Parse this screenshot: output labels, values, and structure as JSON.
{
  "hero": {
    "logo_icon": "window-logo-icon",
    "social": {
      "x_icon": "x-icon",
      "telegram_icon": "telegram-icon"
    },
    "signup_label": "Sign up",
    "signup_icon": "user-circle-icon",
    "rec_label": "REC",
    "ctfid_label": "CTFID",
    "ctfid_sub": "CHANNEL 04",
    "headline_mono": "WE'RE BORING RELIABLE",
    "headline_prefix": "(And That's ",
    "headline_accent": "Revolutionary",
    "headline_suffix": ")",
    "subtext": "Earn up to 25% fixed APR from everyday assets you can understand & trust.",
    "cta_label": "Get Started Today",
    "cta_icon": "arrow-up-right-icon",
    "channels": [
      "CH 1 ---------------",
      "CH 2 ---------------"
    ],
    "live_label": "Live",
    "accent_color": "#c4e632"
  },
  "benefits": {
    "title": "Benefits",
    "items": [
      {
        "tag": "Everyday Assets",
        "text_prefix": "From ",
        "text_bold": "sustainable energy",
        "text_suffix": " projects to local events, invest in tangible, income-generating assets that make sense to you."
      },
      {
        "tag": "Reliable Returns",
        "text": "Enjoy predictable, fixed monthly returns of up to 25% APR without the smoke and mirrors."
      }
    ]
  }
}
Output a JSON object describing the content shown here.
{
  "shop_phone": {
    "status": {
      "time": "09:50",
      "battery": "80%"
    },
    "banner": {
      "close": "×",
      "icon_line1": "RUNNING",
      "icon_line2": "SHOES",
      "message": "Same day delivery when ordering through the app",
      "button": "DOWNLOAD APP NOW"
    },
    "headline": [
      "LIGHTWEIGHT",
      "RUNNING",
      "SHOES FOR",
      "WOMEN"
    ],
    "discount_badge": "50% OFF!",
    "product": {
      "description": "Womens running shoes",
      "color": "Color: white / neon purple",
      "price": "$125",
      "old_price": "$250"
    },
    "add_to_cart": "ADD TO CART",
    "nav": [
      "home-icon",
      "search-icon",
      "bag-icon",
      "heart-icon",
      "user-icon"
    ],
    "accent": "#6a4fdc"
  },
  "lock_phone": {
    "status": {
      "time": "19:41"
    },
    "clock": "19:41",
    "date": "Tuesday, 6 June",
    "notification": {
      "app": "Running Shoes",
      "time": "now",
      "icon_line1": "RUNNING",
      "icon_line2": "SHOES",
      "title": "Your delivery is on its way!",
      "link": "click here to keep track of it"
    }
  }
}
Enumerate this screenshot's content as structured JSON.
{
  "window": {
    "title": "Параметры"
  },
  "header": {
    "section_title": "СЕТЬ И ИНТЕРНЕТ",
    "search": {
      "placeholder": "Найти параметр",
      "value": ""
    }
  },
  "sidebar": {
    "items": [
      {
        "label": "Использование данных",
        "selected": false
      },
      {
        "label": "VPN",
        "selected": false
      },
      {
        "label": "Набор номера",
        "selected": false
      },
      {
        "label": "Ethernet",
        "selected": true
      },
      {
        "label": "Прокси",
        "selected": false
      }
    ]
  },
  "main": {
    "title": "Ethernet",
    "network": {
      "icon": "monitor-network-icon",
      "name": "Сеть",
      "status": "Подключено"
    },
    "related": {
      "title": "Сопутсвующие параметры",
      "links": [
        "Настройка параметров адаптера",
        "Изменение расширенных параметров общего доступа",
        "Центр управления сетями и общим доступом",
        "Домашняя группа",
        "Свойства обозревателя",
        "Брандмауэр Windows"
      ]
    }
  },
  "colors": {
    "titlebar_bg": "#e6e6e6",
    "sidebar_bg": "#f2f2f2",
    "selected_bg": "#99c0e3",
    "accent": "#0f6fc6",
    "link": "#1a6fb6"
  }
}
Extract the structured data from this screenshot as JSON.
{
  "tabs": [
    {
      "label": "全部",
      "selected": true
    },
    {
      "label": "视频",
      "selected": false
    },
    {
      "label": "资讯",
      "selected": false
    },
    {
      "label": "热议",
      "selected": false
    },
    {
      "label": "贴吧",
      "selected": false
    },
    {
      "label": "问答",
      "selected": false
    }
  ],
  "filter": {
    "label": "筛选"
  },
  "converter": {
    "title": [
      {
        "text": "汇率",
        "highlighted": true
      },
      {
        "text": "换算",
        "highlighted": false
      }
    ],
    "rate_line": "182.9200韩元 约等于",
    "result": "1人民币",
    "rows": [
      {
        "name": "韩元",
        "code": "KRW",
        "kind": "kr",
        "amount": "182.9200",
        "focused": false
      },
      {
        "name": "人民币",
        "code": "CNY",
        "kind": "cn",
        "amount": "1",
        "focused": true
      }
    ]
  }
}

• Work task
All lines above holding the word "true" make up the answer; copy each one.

• Written solution
        "selected": true
      "selected": true
        "highlighted": true
        "focused": true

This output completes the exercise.